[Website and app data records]
————

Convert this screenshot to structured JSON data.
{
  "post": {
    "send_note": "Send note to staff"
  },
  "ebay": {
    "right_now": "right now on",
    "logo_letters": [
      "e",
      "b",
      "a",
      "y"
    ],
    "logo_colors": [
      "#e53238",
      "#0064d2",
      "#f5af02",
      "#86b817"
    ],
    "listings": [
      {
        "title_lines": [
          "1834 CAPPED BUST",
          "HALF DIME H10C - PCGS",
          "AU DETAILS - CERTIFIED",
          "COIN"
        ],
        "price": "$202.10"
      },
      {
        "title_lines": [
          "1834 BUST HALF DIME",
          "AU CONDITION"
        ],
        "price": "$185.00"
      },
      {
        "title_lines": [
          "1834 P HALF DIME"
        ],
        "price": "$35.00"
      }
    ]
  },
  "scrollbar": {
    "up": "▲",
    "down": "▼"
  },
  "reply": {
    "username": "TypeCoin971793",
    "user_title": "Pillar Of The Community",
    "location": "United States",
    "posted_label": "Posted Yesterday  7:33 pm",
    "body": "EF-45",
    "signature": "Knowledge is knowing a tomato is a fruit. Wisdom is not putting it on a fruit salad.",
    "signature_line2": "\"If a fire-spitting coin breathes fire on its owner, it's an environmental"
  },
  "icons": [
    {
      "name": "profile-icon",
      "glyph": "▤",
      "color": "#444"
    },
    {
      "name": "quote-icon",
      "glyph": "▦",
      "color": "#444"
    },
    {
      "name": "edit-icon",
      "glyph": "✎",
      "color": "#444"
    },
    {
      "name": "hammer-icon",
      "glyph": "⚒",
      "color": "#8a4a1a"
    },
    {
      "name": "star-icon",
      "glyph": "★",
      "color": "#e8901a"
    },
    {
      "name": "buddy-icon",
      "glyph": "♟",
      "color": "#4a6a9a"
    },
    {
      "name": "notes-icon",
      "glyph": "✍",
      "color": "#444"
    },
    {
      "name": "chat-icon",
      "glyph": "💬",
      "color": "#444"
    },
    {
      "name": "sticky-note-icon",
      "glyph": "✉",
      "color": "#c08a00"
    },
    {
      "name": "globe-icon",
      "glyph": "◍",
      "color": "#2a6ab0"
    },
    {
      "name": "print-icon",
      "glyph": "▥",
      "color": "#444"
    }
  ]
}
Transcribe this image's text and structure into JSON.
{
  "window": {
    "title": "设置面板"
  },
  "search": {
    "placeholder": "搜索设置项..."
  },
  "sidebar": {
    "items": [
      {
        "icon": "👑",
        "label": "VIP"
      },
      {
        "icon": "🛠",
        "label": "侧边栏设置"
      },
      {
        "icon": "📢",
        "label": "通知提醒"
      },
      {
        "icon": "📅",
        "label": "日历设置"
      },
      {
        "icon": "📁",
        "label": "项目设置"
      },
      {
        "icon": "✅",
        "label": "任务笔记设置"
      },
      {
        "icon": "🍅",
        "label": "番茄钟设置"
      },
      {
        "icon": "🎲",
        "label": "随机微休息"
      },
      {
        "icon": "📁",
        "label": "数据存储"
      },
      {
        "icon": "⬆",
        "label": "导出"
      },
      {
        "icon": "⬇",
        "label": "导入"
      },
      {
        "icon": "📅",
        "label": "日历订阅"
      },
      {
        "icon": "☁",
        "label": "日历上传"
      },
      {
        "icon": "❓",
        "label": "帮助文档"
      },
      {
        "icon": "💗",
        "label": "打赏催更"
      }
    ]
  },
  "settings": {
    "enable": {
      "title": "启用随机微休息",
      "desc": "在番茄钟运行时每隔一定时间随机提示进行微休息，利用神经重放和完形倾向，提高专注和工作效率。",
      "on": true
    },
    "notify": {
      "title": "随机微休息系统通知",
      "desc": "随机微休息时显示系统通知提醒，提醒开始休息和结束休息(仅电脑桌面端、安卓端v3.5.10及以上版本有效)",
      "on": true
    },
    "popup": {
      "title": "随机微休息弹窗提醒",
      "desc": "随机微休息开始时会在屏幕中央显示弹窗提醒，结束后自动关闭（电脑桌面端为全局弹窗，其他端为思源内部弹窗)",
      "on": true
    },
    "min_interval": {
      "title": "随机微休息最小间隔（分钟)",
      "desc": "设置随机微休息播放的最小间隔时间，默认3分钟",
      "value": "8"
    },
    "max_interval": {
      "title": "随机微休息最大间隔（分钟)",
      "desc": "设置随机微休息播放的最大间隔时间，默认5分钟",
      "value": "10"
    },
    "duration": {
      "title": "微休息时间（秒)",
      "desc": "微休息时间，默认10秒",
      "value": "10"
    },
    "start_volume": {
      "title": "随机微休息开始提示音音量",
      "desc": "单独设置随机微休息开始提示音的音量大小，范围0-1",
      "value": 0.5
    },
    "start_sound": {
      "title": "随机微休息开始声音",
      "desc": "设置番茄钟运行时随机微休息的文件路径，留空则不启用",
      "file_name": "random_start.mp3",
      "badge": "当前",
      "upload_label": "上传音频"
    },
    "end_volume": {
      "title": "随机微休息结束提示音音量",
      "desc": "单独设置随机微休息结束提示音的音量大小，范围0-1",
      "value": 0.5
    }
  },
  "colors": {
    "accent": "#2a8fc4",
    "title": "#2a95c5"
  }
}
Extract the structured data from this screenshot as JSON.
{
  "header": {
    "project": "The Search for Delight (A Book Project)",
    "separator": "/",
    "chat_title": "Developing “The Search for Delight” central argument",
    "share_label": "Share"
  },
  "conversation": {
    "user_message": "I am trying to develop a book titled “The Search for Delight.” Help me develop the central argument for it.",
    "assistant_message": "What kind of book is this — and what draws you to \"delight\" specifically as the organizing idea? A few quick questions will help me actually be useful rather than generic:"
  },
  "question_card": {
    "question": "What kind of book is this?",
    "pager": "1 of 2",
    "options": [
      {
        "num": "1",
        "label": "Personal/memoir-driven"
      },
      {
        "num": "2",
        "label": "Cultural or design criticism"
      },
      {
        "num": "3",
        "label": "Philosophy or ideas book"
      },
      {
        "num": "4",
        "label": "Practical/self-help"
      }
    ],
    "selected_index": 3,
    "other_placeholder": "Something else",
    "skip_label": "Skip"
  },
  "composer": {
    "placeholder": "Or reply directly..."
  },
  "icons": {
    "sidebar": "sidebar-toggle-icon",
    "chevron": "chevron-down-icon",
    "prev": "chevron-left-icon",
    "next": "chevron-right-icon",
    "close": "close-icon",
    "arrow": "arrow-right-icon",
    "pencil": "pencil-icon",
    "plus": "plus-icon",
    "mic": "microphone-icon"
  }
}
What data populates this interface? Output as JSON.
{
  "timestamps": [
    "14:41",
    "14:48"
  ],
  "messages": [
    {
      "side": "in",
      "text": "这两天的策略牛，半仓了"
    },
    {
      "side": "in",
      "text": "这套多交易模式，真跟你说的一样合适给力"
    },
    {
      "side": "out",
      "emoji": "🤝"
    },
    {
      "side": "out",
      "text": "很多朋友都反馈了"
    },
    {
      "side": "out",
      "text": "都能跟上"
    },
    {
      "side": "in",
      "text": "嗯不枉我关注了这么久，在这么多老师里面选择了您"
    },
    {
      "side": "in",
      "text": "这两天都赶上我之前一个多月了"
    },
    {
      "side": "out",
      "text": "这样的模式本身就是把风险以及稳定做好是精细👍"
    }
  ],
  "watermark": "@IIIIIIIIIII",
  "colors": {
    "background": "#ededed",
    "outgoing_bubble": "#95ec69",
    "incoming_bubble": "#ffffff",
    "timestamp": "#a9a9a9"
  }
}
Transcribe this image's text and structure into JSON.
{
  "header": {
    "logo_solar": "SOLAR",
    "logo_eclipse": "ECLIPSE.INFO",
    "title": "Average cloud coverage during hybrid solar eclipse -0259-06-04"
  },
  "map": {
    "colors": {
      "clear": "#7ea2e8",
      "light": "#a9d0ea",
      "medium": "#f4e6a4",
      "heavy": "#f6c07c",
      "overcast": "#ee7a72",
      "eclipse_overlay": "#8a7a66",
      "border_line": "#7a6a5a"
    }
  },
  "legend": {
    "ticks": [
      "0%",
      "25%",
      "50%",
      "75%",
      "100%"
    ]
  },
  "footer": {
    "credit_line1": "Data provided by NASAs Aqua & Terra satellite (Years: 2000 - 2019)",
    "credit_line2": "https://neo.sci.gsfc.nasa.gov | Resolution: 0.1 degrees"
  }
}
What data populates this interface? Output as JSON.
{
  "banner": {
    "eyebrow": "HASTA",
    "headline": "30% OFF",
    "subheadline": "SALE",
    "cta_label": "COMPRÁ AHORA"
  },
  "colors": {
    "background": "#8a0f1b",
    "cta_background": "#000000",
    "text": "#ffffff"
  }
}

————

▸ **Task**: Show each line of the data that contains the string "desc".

▸ **Task output**:
      "desc": "在番茄钟运行时每隔一定时间随机提示进行微休息，利用神经重放和完形倾向，提高专注和工作效率。",
      "desc": "随机微休息时显示系统通知提醒，提醒开始休息和结束休息(仅电脑桌面端、安卓端v3.5.10及以上版本有效)",
      "desc": "随机微休息开始时会在屏幕中央显示弹窗提醒，结束后自动关闭（电脑桌面端为全局弹窗，其他端为思源内部弹窗)",
      "desc": "设置随机微休息播放的最小间隔时间，默认3分钟",
      "desc": "设置随机微休息播放的最大间隔时间，默认5分钟",
      "desc": "微休息时间，默认10秒",
      "desc": "单独设置随机微休息开始提示音的音量大小，范围0-1",
      "desc": "设置番茄钟运行时随机微休息的文件路径，留空则不启用",
      "desc": "单独设置随机微休息结束提示音的音量大小，范围0-1",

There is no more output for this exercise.